- 4 Downloads
Laminated structures are parallel (or redundant) systems, i.e. failure occurs when all the elements (glass plies) reach, in cascade, the ultimate limit state. Following the failure mode approach, the reliability analysis is consequent to the identification of all possible rupture modes of the glass plies, where each mode is identified by the sequence of collapse, synthetically schematized as an event-tree. The event “structural failure” is the union of all the possible failure modes. The static theorem of limit analysis guarantees that the more the structure is divided into load bearing elements acting in parallel, the safer it is, but this conclusion holds only for ideal ductile systems. For brittle glass it is often assumed that lamination gives a beneficial contribution in all cases, but glass strength is affected by a size effect in terms of area, because surface micro-cracks govern the overall capacity of the material. Taking this into account, we show through the failure mode approach, under some simplifying assumptions, that lamination can decrease the strength of a plate made of annealed glass, since the higher the number of plies is, the larger is the surface area under tensile stress. This finding focalizes the attention on the importance of an accurate characterization of the size effect in glass strength.
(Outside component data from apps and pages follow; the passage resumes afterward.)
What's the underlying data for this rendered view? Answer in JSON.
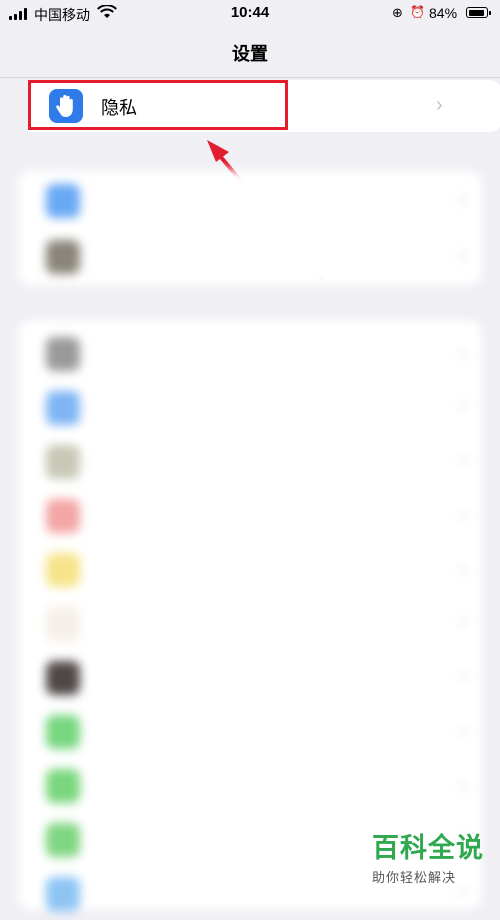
{
  "status_bar": {
    "carrier": "中国移动",
    "time": "10:44",
    "battery": "84%",
    "battery_fraction": 0.84
  },
  "nav": {
    "title": "设置"
  },
  "privacy_row": {
    "label": "隐私",
    "icon": "hand-icon",
    "icon_color": "#2f7bea"
  },
  "highlight_color": "#e31c2e",
  "blurred_sections": [
    {
      "items": [
        {
          "icon_color": "#69a8f5"
        },
        {
          "icon_color": "#8a857a"
        }
      ]
    },
    {
      "items": [
        {
          "icon_color": "#9a9a9a"
        },
        {
          "icon_color": "#7fb4f5"
        },
        {
          "icon_color": "#c8c8b6"
        },
        {
          "icon_color": "#f4a5a5"
        },
        {
          "icon_color": "#f7e48a"
        },
        {
          "icon_color": "#f6efe8"
        },
        {
          "icon_color": "#504848"
        },
        {
          "icon_color": "#78d680"
        },
        {
          "icon_color": "#7bd67e"
        },
        {
          "icon_color": "#7fd682"
        },
        {
          "icon_color": "#8dc4f4"
        }
      ]
    }
  ],
  "watermark": {
    "title": "百科全说",
    "subtitle": "助你轻松解决"
  }
}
KeywordsLaminated glass Structural safety Redundancy Strength Size effect
GRC acknowledges the support of the Italian Dipartimento della Protezione Civile under project ReLUIS-DPC 2019-2021 and the support of the Italian Ministero dell’Istruzione, dell’Università e della Ricerca under grant MIUR-PRIN voce COAN 5.50.16.01 code 2015JW9NJT.
- Calderone, I., Davies, P., Bennison, S., Huang, X., Gang, L.: Effective laminate thickness for the design of laminated glass. In: Proceedings of Glass Performance Days, Tampere, FI (2009)Google Scholar
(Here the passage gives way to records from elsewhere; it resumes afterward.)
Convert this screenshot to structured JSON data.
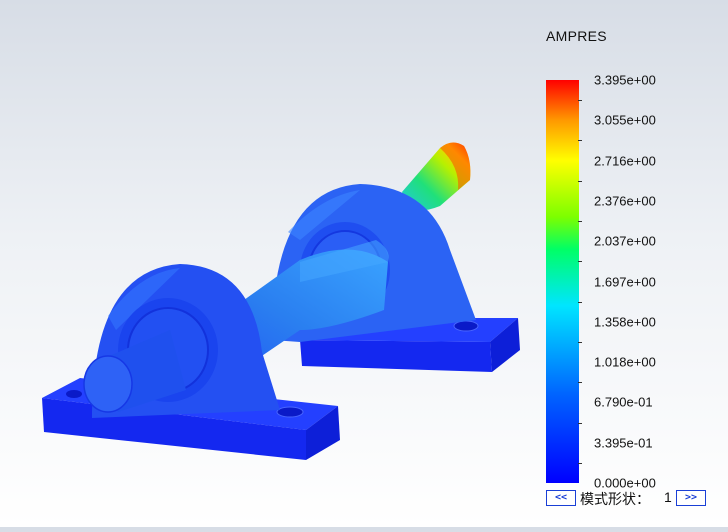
{
  "legend": {
    "title": "AMPRES",
    "ticks": [
      "3.395e+00",
      "3.055e+00",
      "2.716e+00",
      "2.376e+00",
      "2.037e+00",
      "1.697e+00",
      "1.358e+00",
      "1.018e+00",
      "6.790e-01",
      "3.395e-01",
      "0.000e+00"
    ]
  },
  "mode": {
    "prev_label": "<<",
    "label": "模式形状：",
    "number": "1",
    "next_label": ">>"
  },
  "colors": {
    "low": "#0000ff",
    "high": "#ff0000"
  }
}
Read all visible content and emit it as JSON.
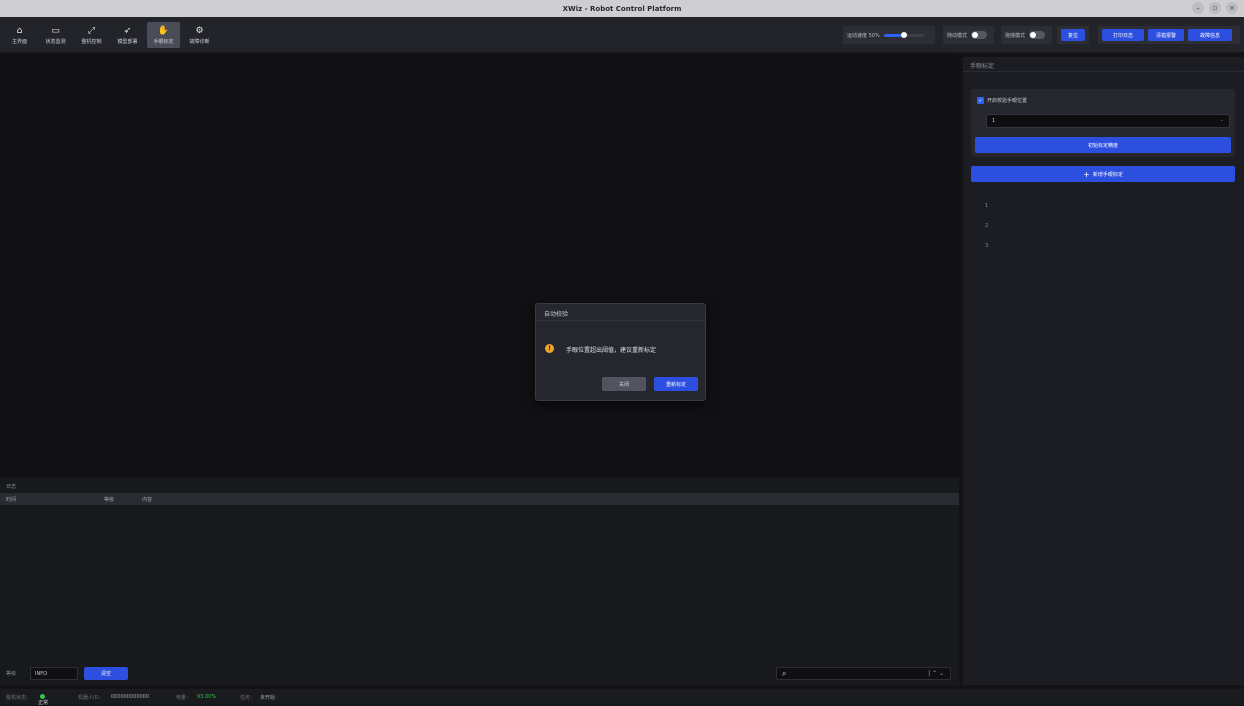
{
  "window": {
    "title": "XWiz - Robot Control Platform"
  },
  "nav": [
    {
      "label": "主界面",
      "icon": "home-icon",
      "glyph": "⌂"
    },
    {
      "label": "状态监测",
      "icon": "monitor-icon",
      "glyph": "▭"
    },
    {
      "label": "整机控制",
      "icon": "robot-arm-icon",
      "glyph": "⤢"
    },
    {
      "label": "模型部署",
      "icon": "rocket-icon",
      "glyph": "➶"
    },
    {
      "label": "手眼标定",
      "icon": "hand-eye-icon",
      "glyph": "✋"
    },
    {
      "label": "故障诊断",
      "icon": "diagnosis-icon",
      "glyph": "⚙"
    }
  ],
  "toolbar": {
    "speed_label": "运动速度 50%",
    "speed_level": 0.5,
    "follow_mode": "随动模式",
    "drag_mode": "拖拽模式",
    "reset": "复位",
    "print_log": "打印日志",
    "clear_fault": "清错报警",
    "fault_info": "故障信息"
  },
  "right_panel": {
    "title": "手眼标定",
    "checkbox_label": "开启校验手眼位置",
    "select_value": "1",
    "calibrate_button": "初始标定精度",
    "add_button": "新增手眼标定",
    "list": [
      "1",
      "2",
      "3"
    ]
  },
  "log": {
    "title": "日志",
    "columns": [
      "时间",
      "等级",
      "内容"
    ],
    "level_label": "等级",
    "level_value": "INFO",
    "clear_button": "清空"
  },
  "status": {
    "machine_label": "整机状态：",
    "machine_value": "正常",
    "robot_label": "机器人ID：",
    "robot_value": "000000000000",
    "battery_label": "电量：",
    "battery_value": "93.00%",
    "task_label": "任务：",
    "task_value": "未开始"
  },
  "modal": {
    "title": "自动校验",
    "message": "手眼位置超出阈值，建议重新标定",
    "close": "关闭",
    "recalibrate": "重新标定"
  },
  "colors": {
    "accent": "#2d4fe0",
    "warning": "#f0a52a",
    "ok": "#33c24d"
  }
}
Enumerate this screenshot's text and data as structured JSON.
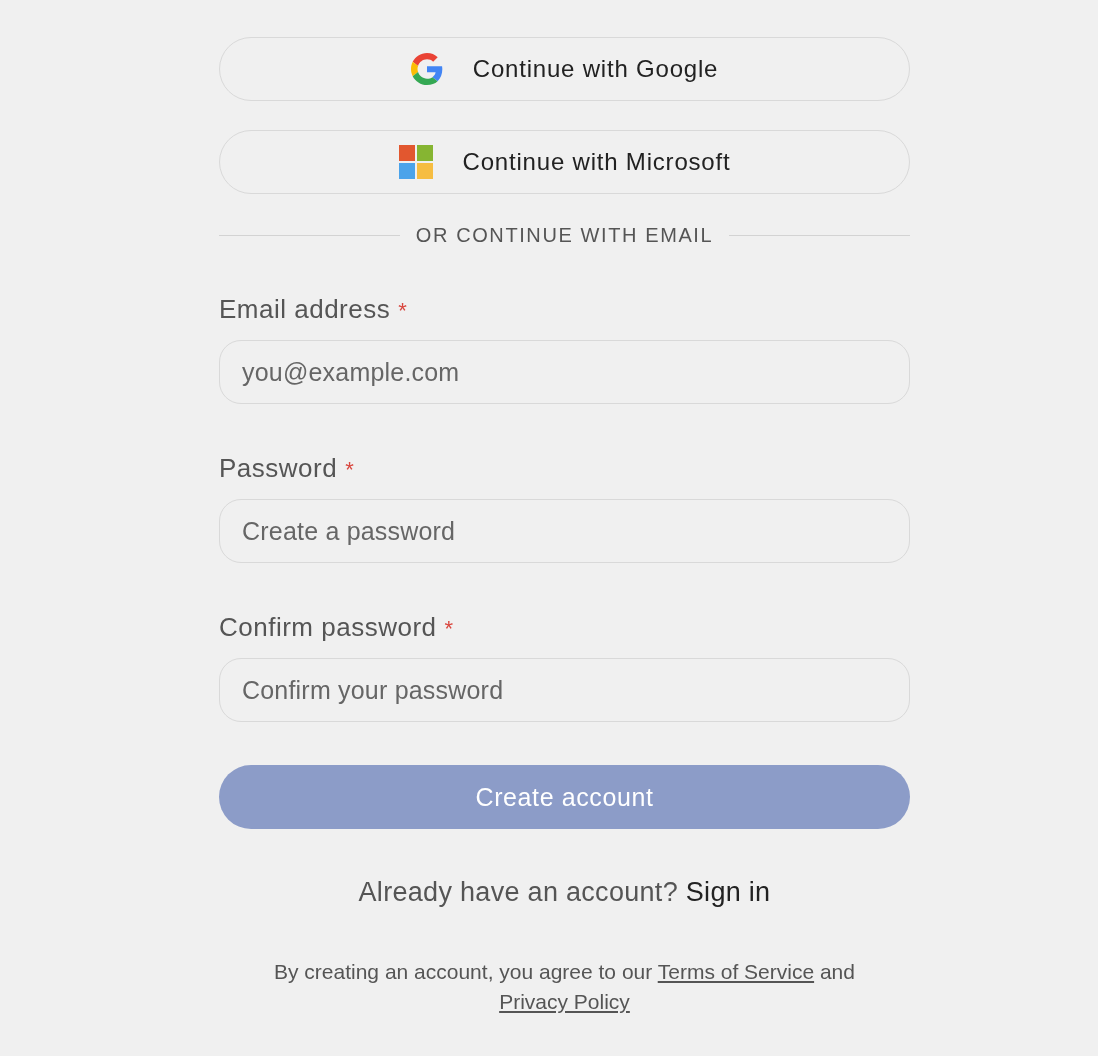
{
  "sso_buttons": [
    {
      "kind": "google",
      "label": "Continue with Google"
    },
    {
      "kind": "microsoft",
      "label": "Continue with Microsoft"
    }
  ],
  "divider": {
    "label": "OR CONTINUE WITH EMAIL"
  },
  "fields": [
    {
      "label": "Email address",
      "required_mark": "*",
      "placeholder": "you@example.com"
    },
    {
      "label": "Password",
      "required_mark": "*",
      "placeholder": "Create a password"
    },
    {
      "label": "Confirm password",
      "required_mark": "*",
      "placeholder": "Confirm your password"
    }
  ],
  "submit": {
    "label": "Create account",
    "disabled": true
  },
  "signin_prompt": {
    "text": "Already have an account?",
    "link": "Sign in"
  },
  "terms": {
    "parts": [
      {
        "kind": "text",
        "text": "By creating an account, you agree to our"
      },
      {
        "kind": "link",
        "text": "Terms of Service"
      },
      {
        "kind": "text",
        "text": "and"
      },
      {
        "kind": "link",
        "text": "Privacy Policy"
      }
    ]
  }
}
- CEN/TC129/WG8: An overview of prEN-13474 and the work of CEN/TC129/WG8 from which it was developed. Internal Document (2006)Google Scholar
- CNR-DT 210: National Research Council of Italy. Guide for the Design, Construction and Control of Buildings with Structural Glass Elements. Technical Recommendations for Construction (2013)Google Scholar
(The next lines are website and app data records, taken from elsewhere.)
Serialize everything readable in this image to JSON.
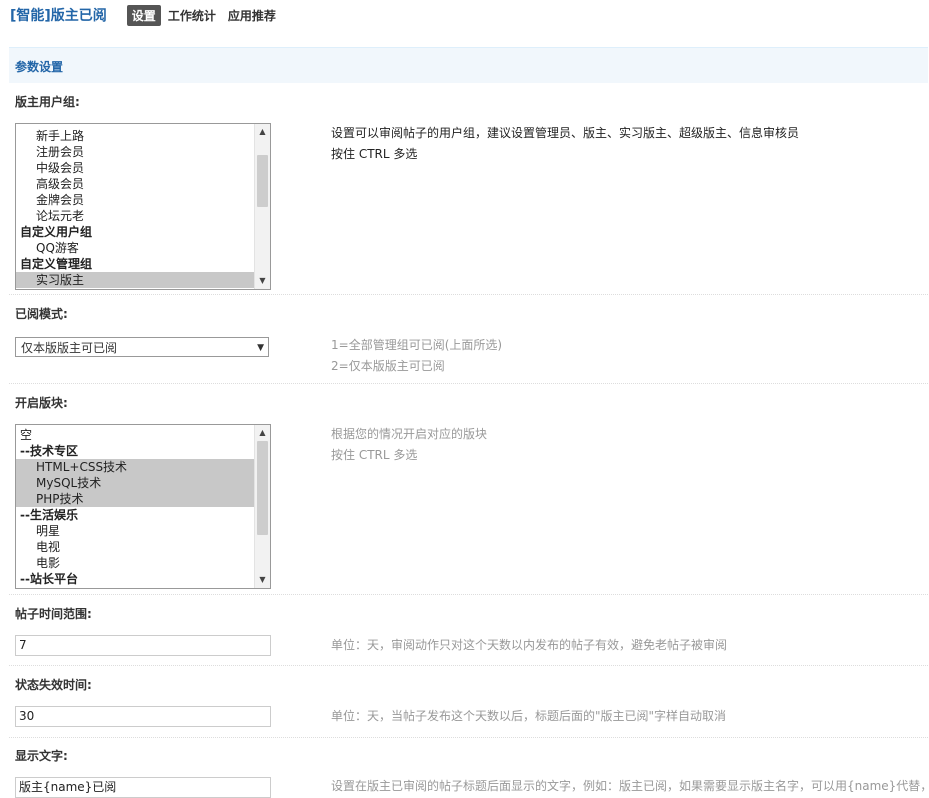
{
  "header": {
    "app_title": "[智能]版主已阅",
    "tabs": [
      {
        "label": "设置",
        "active": true
      },
      {
        "label": "工作统计",
        "active": false
      },
      {
        "label": "应用推荐",
        "active": false
      }
    ]
  },
  "section_title": "参数设置",
  "moderator_groups": {
    "label": "版主用户组:",
    "options": [
      {
        "text": "新手上路",
        "indent": true,
        "selected": false
      },
      {
        "text": "注册会员",
        "indent": true,
        "selected": false
      },
      {
        "text": "中级会员",
        "indent": true,
        "selected": false
      },
      {
        "text": "高级会员",
        "indent": true,
        "selected": false
      },
      {
        "text": "金牌会员",
        "indent": true,
        "selected": false
      },
      {
        "text": "论坛元老",
        "indent": true,
        "selected": false
      },
      {
        "text": "自定义用户组",
        "group": true,
        "selected": false
      },
      {
        "text": "QQ游客",
        "indent": true,
        "selected": false
      },
      {
        "text": "自定义管理组",
        "group": true,
        "selected": false
      },
      {
        "text": "实习版主",
        "indent": true,
        "selected": true
      }
    ],
    "tip_lines": [
      "设置可以审阅帖子的用户组，建议设置管理员、版主、实习版主、超级版主、信息审核员",
      "按住 CTRL 多选"
    ]
  },
  "read_mode": {
    "label": "已阅模式:",
    "value": "仅本版版主可已阅",
    "tip_lines": [
      "1=全部管理组可已阅(上面所选)",
      "2=仅本版版主可已阅"
    ]
  },
  "forums": {
    "label": "开启版块:",
    "options": [
      {
        "text": "空",
        "selected": false
      },
      {
        "text": "--技术专区",
        "group": true,
        "selected": false
      },
      {
        "text": "HTML+CSS技术",
        "indent": true,
        "selected": true
      },
      {
        "text": "MySQL技术",
        "indent": true,
        "selected": true
      },
      {
        "text": "PHP技术",
        "indent": true,
        "selected": true
      },
      {
        "text": "--生活娱乐",
        "group": true,
        "selected": false
      },
      {
        "text": "明星",
        "indent": true,
        "selected": false
      },
      {
        "text": "电视",
        "indent": true,
        "selected": false
      },
      {
        "text": "电影",
        "indent": true,
        "selected": false
      },
      {
        "text": "--站长平台",
        "group": true,
        "selected": false
      }
    ],
    "tip_lines": [
      "根据您的情况开启对应的版块",
      "按住 CTRL 多选"
    ]
  },
  "time_range": {
    "label": "帖子时间范围:",
    "value": "7",
    "tip": "单位：天，审阅动作只对这个天数以内发布的帖子有效，避免老帖子被审阅"
  },
  "expire": {
    "label": "状态失效时间:",
    "value": "30",
    "tip": "单位：天，当帖子发布这个天数以后，标题后面的\"版主已阅\"字样自动取消"
  },
  "display_text": {
    "label": "显示文字:",
    "value": "版主{name}已阅",
    "tip": "设置在版主已审阅的帖子标题后面显示的文字，例如：版主已阅，如果需要显示版主名字，可以用{name}代替，"
  }
}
- Irwin, G.: Analysis of stresses and strains near the end of a crack traversing a plate. J. Appl. Mech. 24, 361–364 (1957)Google Scholar
- Melchers, R.E., Beck, A.T.: Structural Reliability Analysis and Prediction, 3rd edn. Wiley, London (2018)Google Scholar
- Simiu, E., Reed, A.D., Yancey, C.W.C., Martin, J.W., Hendrikson, E.M., Gonzalez, A.C. et al.: Ring-on-ring test and load capacity of cladding glass. Technical Report NBS Building Science Series 162, National Bureau of Standards, U.S. Department of Commerce (1984)Google Scholar
- Weibull, W.: A statistical theory of the strength of materials. Ingenirsvetenskapsakademiens Handlingar 151, 1–45 (1939)Google Scholar
- Wiederhorn, S.M.: Strength of glass: a fracture mechanics approach. Technical Report AD-780 704, National Bureau of Standards, Office Naval Research (1974)Google Scholar